Beyond the speed and the tech, we still think the RSV4 1100 is a stunning looking motorcycle that has aged well; which shouldn’t be a surprise considering the great Miguel Galluzzi had a hand in penning the design. The MotoGP-inspired winglets don’t do much for some from an aesthetic POV, but if Aprilia insists they are functional and provide downforce (even if it is at high speeds), then we guess they can stay. It says something when other motorcycles have come and gone and yet the RSV4 1100 Factory wins our Sportbike of the Year award. It’s a damn good machine, fitting of the award. Kudos, Aprilia.
We know what you’re thinking. The Panigale V4 R is new this year and is supposed to be all the rage. Hell, you even rode one earlier this year and came away raving about it. Yep, sure did. However, four laps on the R model – a privately-owned R model, too – hardly constitutes a proper test of the machine. Had Ducati officially provided one to test properly, there’s a strong chance it could have bumped the Aprilia off the top spot. But they didn’t. Instead, last year’s winner, the Panigale V4 S, gets demoted one spot for 2019. To view this demotion as a slight to Ducati is entirely incorrect. The 1103cc V4 is a beast of an engine, and the electronics Ducati employ to harness all that power are next level. It’s just, in our minds, the Aprilia is a tiny bit better at combining big power with exceptional handling.

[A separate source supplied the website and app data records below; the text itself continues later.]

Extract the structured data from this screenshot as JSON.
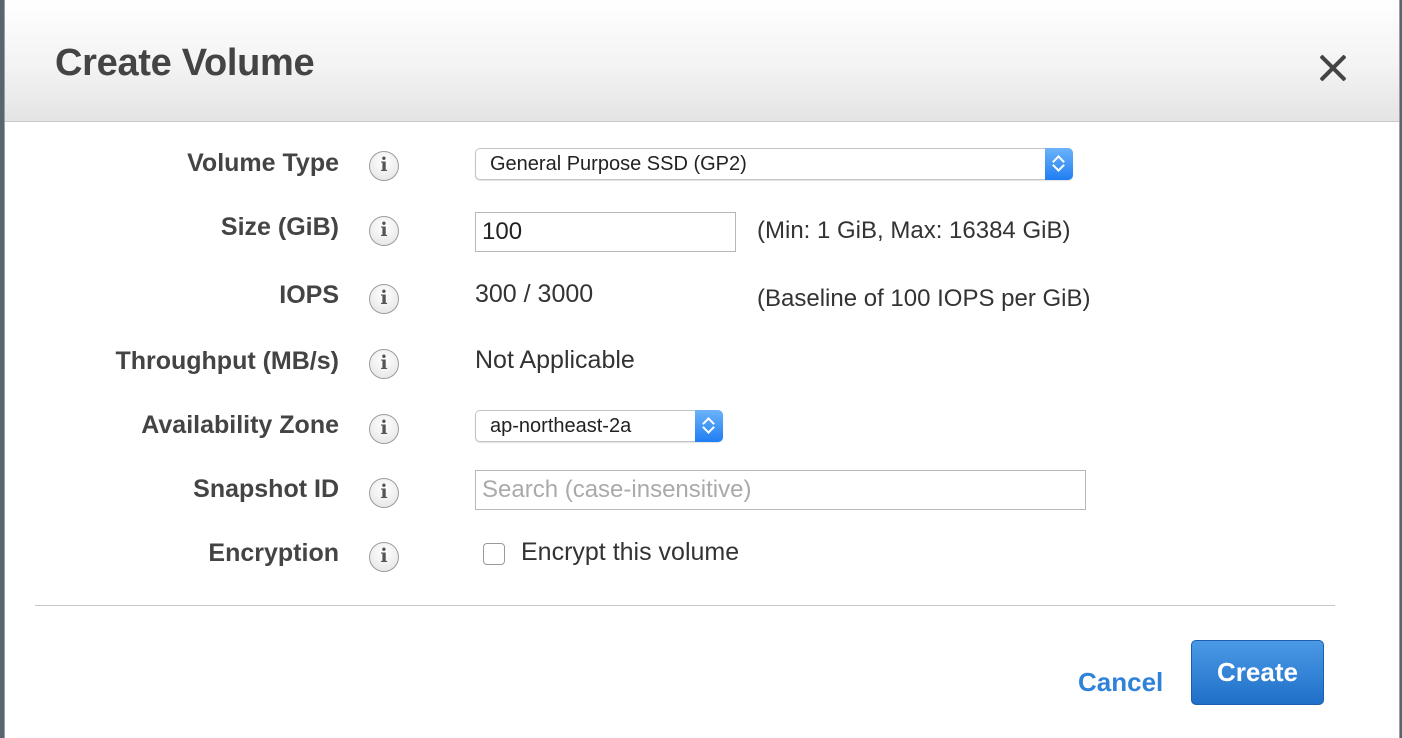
{
  "dialog": {
    "title": "Create Volume",
    "close_label": "close"
  },
  "form": {
    "volume_type": {
      "label": "Volume Type",
      "value": "General Purpose SSD (GP2)"
    },
    "size": {
      "label": "Size (GiB)",
      "value": "100",
      "hint": "(Min: 1 GiB, Max: 16384 GiB)"
    },
    "iops": {
      "label": "IOPS",
      "value": "300 / 3000",
      "hint": "(Baseline of 100 IOPS per GiB)"
    },
    "throughput": {
      "label": "Throughput (MB/s)",
      "value": "Not Applicable"
    },
    "availability_zone": {
      "label": "Availability Zone",
      "value": "ap-northeast-2a"
    },
    "snapshot_id": {
      "label": "Snapshot ID",
      "placeholder": "Search (case-insensitive)"
    },
    "encryption": {
      "label": "Encryption",
      "checkbox_label": "Encrypt this volume",
      "checked": false
    }
  },
  "info_icon_glyph": "i",
  "footer": {
    "cancel_label": "Cancel",
    "create_label": "Create"
  },
  "colors": {
    "accent": "#2f82d9",
    "primary_button": "#1f6fc9",
    "label_text": "#444444"
  }
}
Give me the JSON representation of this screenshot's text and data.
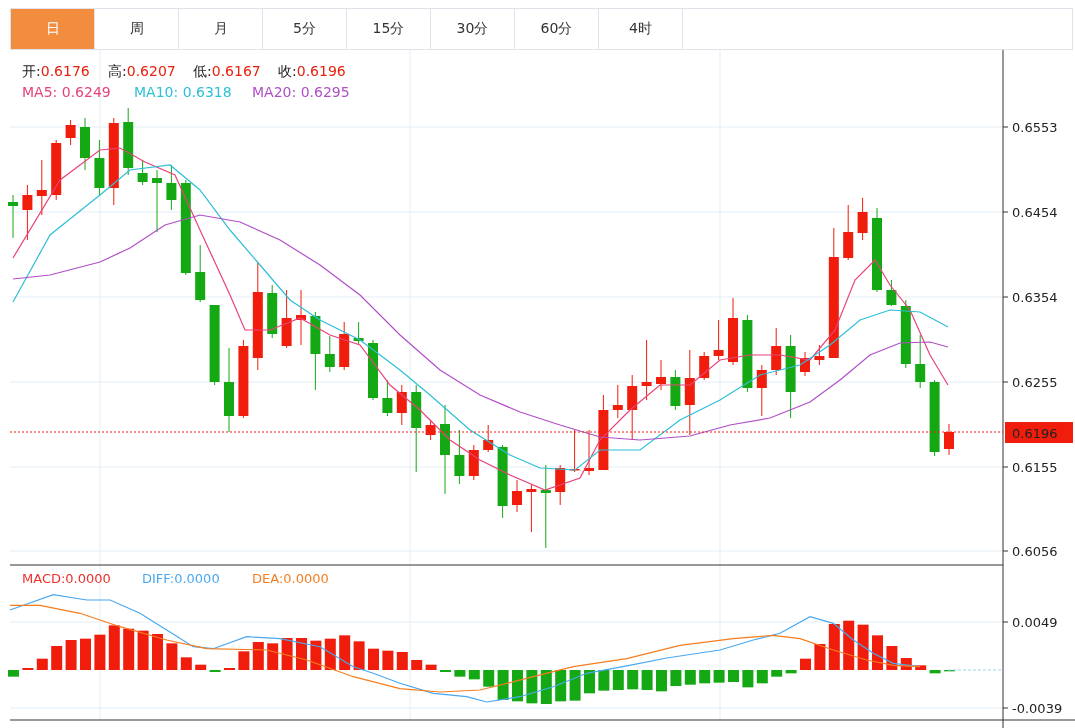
{
  "tabs": [
    {
      "label": "日",
      "selected": true
    },
    {
      "label": "周",
      "selected": false
    },
    {
      "label": "月",
      "selected": false
    },
    {
      "label": "5分",
      "selected": false
    },
    {
      "label": "15分",
      "selected": false
    },
    {
      "label": "30分",
      "selected": false
    },
    {
      "label": "60分",
      "selected": false
    },
    {
      "label": "4时",
      "selected": false
    }
  ],
  "ohlc": [
    {
      "label": "开:",
      "value": "0.6176"
    },
    {
      "label": "高:",
      "value": "0.6207"
    },
    {
      "label": "低:",
      "value": "0.6167"
    },
    {
      "label": "收:",
      "value": "0.6196"
    }
  ],
  "moving_averages": [
    {
      "label": "MA5:",
      "value": "0.6249",
      "color": "#e8427c"
    },
    {
      "label": "MA10:",
      "value": "0.6318",
      "color": "#2cbfd6"
    },
    {
      "label": "MA20:",
      "value": "0.6295",
      "color": "#b04fc6"
    }
  ],
  "price_axis": {
    "ticks": [
      "0.6553",
      "0.6454",
      "0.6354",
      "0.6255",
      "0.6155",
      "0.6056"
    ],
    "current_price": "0.6196"
  },
  "macd_legend": [
    {
      "label": "MACD:",
      "value": "0.0000",
      "color": "#f0302a"
    },
    {
      "label": "DIFF:",
      "value": "0.0000",
      "color": "#4aa8f0"
    },
    {
      "label": "DEA:",
      "value": "0.0000",
      "color": "#f57d1f"
    }
  ],
  "macd_axis": {
    "ticks": [
      "0.0049",
      "-0.0039"
    ]
  }
}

BMW fans are probably wondering about the S1000RR’s exclusion here. If you’ve read the First Ride Review of the BMW then the reason should be clear. The new S-Thou has the bones to make it a worthy contender, but its out-of-the-box tuning let it down severely. If and/or when those electronic niggles are addressed, this will be a different conversation.